* _What this task involves_
The entries below are to be retyped exactly. Preserve every word.
════════════════
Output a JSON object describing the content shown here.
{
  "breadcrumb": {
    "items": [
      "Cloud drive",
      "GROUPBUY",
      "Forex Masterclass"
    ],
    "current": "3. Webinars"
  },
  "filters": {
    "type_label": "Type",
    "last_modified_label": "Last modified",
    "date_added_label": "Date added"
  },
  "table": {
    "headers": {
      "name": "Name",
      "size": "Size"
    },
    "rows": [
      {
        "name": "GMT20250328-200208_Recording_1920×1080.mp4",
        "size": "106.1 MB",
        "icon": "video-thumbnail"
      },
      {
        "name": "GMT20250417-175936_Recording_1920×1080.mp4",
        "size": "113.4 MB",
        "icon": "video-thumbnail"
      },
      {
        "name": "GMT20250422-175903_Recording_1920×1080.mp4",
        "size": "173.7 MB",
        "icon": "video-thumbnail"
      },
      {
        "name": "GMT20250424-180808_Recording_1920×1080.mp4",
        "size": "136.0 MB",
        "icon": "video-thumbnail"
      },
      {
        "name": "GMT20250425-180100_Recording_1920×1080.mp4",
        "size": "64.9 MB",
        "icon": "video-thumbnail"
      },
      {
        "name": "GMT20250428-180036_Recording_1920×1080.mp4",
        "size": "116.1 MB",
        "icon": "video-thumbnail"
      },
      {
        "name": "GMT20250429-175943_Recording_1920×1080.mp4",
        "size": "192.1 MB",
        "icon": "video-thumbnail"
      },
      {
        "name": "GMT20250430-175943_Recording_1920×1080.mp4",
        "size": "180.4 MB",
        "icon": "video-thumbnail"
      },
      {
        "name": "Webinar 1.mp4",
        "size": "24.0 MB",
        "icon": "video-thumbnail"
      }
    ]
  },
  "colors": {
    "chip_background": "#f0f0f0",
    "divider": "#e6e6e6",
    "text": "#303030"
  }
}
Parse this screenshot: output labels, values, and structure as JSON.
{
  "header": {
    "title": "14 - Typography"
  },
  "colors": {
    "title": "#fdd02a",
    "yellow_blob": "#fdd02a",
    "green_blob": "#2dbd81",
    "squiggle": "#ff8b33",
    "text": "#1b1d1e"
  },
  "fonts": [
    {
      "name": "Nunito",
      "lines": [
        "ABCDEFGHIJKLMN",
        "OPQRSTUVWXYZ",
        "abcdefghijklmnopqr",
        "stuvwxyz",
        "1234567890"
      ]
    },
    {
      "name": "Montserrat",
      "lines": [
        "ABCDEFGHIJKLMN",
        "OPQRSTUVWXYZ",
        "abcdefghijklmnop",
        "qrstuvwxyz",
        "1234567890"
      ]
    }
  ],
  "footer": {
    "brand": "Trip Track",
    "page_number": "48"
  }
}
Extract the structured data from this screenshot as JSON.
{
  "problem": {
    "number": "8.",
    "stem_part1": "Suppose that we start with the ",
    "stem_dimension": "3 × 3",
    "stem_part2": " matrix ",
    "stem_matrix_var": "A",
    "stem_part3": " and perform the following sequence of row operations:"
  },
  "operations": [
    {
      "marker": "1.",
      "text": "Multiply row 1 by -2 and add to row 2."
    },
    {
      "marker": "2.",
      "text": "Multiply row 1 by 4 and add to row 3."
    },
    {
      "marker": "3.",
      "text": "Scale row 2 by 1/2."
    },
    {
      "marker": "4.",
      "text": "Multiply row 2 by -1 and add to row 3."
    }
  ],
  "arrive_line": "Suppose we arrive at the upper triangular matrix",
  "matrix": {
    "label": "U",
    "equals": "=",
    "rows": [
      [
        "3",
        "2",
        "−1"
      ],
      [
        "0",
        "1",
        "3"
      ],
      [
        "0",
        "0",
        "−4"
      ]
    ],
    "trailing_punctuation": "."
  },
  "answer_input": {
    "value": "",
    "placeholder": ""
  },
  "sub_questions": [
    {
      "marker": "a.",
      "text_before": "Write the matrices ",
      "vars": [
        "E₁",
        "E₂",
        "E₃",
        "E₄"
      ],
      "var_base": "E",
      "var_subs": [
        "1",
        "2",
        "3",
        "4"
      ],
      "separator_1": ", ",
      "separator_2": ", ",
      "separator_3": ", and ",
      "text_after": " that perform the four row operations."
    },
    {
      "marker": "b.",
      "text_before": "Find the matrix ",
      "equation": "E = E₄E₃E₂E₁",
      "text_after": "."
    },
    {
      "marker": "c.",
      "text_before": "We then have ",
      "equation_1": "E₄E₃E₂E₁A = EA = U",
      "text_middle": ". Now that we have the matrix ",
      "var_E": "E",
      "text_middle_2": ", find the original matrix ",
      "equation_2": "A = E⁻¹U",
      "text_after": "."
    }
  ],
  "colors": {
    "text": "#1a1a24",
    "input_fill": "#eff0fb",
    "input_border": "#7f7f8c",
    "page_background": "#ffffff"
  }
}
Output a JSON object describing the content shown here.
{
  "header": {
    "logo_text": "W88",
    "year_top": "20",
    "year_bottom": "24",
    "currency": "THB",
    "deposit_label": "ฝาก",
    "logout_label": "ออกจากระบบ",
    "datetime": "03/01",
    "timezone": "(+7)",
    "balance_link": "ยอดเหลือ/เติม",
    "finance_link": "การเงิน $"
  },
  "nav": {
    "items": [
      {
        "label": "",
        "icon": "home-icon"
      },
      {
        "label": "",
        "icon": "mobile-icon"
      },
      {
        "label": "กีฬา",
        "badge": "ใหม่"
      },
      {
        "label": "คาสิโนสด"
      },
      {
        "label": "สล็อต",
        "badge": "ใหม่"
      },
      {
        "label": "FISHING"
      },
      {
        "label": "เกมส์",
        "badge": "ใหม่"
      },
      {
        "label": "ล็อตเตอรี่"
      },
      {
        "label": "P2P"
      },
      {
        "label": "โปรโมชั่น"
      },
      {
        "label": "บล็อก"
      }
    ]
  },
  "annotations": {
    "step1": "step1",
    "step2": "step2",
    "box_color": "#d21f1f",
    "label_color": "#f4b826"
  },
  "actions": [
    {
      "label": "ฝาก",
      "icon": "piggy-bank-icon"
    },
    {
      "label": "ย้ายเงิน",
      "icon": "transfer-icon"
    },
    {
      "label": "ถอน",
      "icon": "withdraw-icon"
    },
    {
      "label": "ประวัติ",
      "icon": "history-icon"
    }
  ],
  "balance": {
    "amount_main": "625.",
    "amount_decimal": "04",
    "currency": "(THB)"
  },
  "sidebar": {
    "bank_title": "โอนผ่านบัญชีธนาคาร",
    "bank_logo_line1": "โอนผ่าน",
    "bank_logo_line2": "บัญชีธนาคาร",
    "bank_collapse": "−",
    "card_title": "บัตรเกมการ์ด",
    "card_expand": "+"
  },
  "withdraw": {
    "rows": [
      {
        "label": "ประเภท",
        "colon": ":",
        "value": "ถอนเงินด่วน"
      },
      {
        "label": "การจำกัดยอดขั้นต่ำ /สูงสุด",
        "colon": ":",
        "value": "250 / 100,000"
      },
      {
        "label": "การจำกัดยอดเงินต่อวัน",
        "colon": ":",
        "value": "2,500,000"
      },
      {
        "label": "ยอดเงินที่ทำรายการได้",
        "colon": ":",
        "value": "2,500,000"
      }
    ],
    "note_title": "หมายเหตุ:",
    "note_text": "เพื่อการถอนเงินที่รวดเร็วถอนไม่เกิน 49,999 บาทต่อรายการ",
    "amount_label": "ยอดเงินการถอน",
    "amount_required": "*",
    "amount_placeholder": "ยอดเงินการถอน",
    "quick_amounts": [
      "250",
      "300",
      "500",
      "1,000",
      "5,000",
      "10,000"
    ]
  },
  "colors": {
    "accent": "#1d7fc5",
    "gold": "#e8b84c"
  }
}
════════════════
* _Response box_
Output a JSON object describing the content shown here.
{
  "breadcrumb": {
    "items": [
      "Cloud drive",
      "GROUPBUY",
      "Forex Masterclass"
    ],
    "current": "3. Webinars"
  },
  "filters": {
    "type_label": "Type",
    "last_modified_label": "Last modified",
    "date_added_label": "Date added"
  },
  "table": {
    "headers": {
      "name": "Name",
      "size": "Size"
    },
    "rows": [
      {
        "name": "GMT20250328-200208_Recording_1920×1080.mp4",
        "size": "106.1 MB",
        "icon": "video-thumbnail"
      },
      {
        "name": "GMT20250417-175936_Recording_1920×1080.mp4",
        "size": "113.4 MB",
        "icon": "video-thumbnail"
      },
      {
        "name": "GMT20250422-175903_Recording_1920×1080.mp4",
        "size": "173.7 MB",
        "icon": "video-thumbnail"
      },
      {
        "name": "GMT20250424-180808_Recording_1920×1080.mp4",
        "size": "136.0 MB",
        "icon": "video-thumbnail"
      },
      {
        "name": "GMT20250425-180100_Recording_1920×1080.mp4",
        "size": "64.9 MB",
        "icon": "video-thumbnail"
      },
      {
        "name": "GMT20250428-180036_Recording_1920×1080.mp4",
        "size": "116.1 MB",
        "icon": "video-thumbnail"
      },
      {
        "name": "GMT20250429-175943_Recording_1920×1080.mp4",
        "size": "192.1 MB",
        "icon": "video-thumbnail"
      },
      {
        "name": "GMT20250430-175943_Recording_1920×1080.mp4",
        "size": "180.4 MB",
        "icon": "video-thumbnail"
      },
      {
        "name": "Webinar 1.mp4",
        "size": "24.0 MB",
        "icon": "video-thumbnail"
      }
    ]
  },
  "colors": {
    "chip_background": "#f0f0f0",
    "divider": "#e6e6e6",
    "text": "#303030"
  }
}
Parse this screenshot: output labels, values, and structure as JSON.
{
  "header": {
    "title": "14 - Typography"
  },
  "colors": {
    "title": "#fdd02a",
    "yellow_blob": "#fdd02a",
    "green_blob": "#2dbd81",
    "squiggle": "#ff8b33",
    "text": "#1b1d1e"
  },
  "fonts": [
    {
      "name": "Nunito",
      "lines": [
        "ABCDEFGHIJKLMN",
        "OPQRSTUVWXYZ",
        "abcdefghijklmnopqr",
        "stuvwxyz",
        "1234567890"
      ]
    },
    {
      "name": "Montserrat",
      "lines": [
        "ABCDEFGHIJKLMN",
        "OPQRSTUVWXYZ",
        "abcdefghijklmnop",
        "qrstuvwxyz",
        "1234567890"
      ]
    }
  ],
  "footer": {
    "brand": "Trip Track",
    "page_number": "48"
  }
}
Extract the structured data from this screenshot as JSON.
{
  "problem": {
    "number": "8.",
    "stem_part1": "Suppose that we start with the ",
    "stem_dimension": "3 × 3",
    "stem_part2": " matrix ",
    "stem_matrix_var": "A",
    "stem_part3": " and perform the following sequence of row operations:"
  },
  "operations": [
    {
      "marker": "1.",
      "text": "Multiply row 1 by -2 and add to row 2."
    },
    {
      "marker": "2.",
      "text": "Multiply row 1 by 4 and add to row 3."
    },
    {
      "marker": "3.",
      "text": "Scale row 2 by 1/2."
    },
    {
      "marker": "4.",
      "text": "Multiply row 2 by -1 and add to row 3."
    }
  ],
  "arrive_line": "Suppose we arrive at the upper triangular matrix",
  "matrix": {
    "label": "U",
    "equals": "=",
    "rows": [
      [
        "3",
        "2",
        "−1"
      ],
      [
        "0",
        "1",
        "3"
      ],
      [
        "0",
        "0",
        "−4"
      ]
    ],
    "trailing_punctuation": "."
  },
  "answer_input": {
    "value": "",
    "placeholder": ""
  },
  "sub_questions": [
    {
      "marker": "a.",
      "text_before": "Write the matrices ",
      "vars": [
        "E₁",
        "E₂",
        "E₃",
        "E₄"
      ],
      "var_base": "E",
      "var_subs": [
        "1",
        "2",
        "3",
        "4"
      ],
      "separator_1": ", ",
      "separator_2": ", ",
      "separator_3": ", and ",
      "text_after": " that perform the four row operations."
    },
    {
      "marker": "b.",
      "text_before": "Find the matrix ",
      "equation": "E = E₄E₃E₂E₁",
      "text_after": "."
    },
    {
      "marker": "c.",
      "text_before": "We then have ",
      "equation_1": "E₄E₃E₂E₁A = EA = U",
      "text_middle": ". Now that we have the matrix ",
      "var_E": "E",
      "text_middle_2": ", find the original matrix ",
      "equation_2": "A = E⁻¹U",
      "text_after": "."
    }
  ],
  "colors": {
    "text": "#1a1a24",
    "input_fill": "#eff0fb",
    "input_border": "#7f7f8c",
    "page_background": "#ffffff"
  }
}
Output a JSON object describing the content shown here.
{
  "header": {
    "logo_text": "W88",
    "year_top": "20",
    "year_bottom": "24",
    "currency": "THB",
    "deposit_label": "ฝาก",
    "logout_label": "ออกจากระบบ",
    "datetime": "03/01",
    "timezone": "(+7)",
    "balance_link": "ยอดเหลือ/เติม",
    "finance_link": "การเงิน $"
  },
  "nav": {
    "items": [
      {
        "label": "",
        "icon": "home-icon"
      },
      {
        "label": "",
        "icon": "mobile-icon"
      },
      {
        "label": "กีฬา",
        "badge": "ใหม่"
      },
      {
        "label": "คาสิโนสด"
      },
      {
        "label": "สล็อต",
        "badge": "ใหม่"
      },
      {
        "label": "FISHING"
      },
      {
        "label": "เกมส์",
        "badge": "ใหม่"
      },
      {
        "label": "ล็อตเตอรี่"
      },
      {
        "label": "P2P"
      },
      {
        "label": "โปรโมชั่น"
      },
      {
        "label": "บล็อก"
      }
    ]
  },
  "annotations": {
    "step1": "step1",
    "step2": "step2",
    "box_color": "#d21f1f",
    "label_color": "#f4b826"
  },
  "actions": [
    {
      "label": "ฝาก",
      "icon": "piggy-bank-icon"
    },
    {
      "label": "ย้ายเงิน",
      "icon": "transfer-icon"
    },
    {
      "label": "ถอน",
      "icon": "withdraw-icon"
    },
    {
      "label": "ประวัติ",
      "icon": "history-icon"
    }
  ],
  "balance": {
    "amount_main": "625.",
    "amount_decimal": "04",
    "currency": "(THB)"
  },
  "sidebar": {
    "bank_title": "โอนผ่านบัญชีธนาคาร",
    "bank_logo_line1": "โอนผ่าน",
    "bank_logo_line2": "บัญชีธนาคาร",
    "bank_collapse": "−",
    "card_title": "บัตรเกมการ์ด",
    "card_expand": "+"
  },
  "withdraw": {
    "rows": [
      {
        "label": "ประเภท",
        "colon": ":",
        "value": "ถอนเงินด่วน"
      },
      {
        "label": "การจำกัดยอดขั้นต่ำ /สูงสุด",
        "colon": ":",
        "value": "250 / 100,000"
      },
      {
        "label": "การจำกัดยอดเงินต่อวัน",
        "colon": ":",
        "value": "2,500,000"
      },
      {
        "label": "ยอดเงินที่ทำรายการได้",
        "colon": ":",
        "value": "2,500,000"
      }
    ],
    "note_title": "หมายเหตุ:",
    "note_text": "เพื่อการถอนเงินที่รวดเร็วถอนไม่เกิน 49,999 บาทต่อรายการ",
    "amount_label": "ยอดเงินการถอน",
    "amount_required": "*",
    "amount_placeholder": "ยอดเงินการถอน",
    "quick_amounts": [
      "250",
      "300",
      "500",
      "1,000",
      "5,000",
      "10,000"
    ]
  },
  "colors": {
    "accent": "#1d7fc5",
    "gold": "#e8b84c"
  }
}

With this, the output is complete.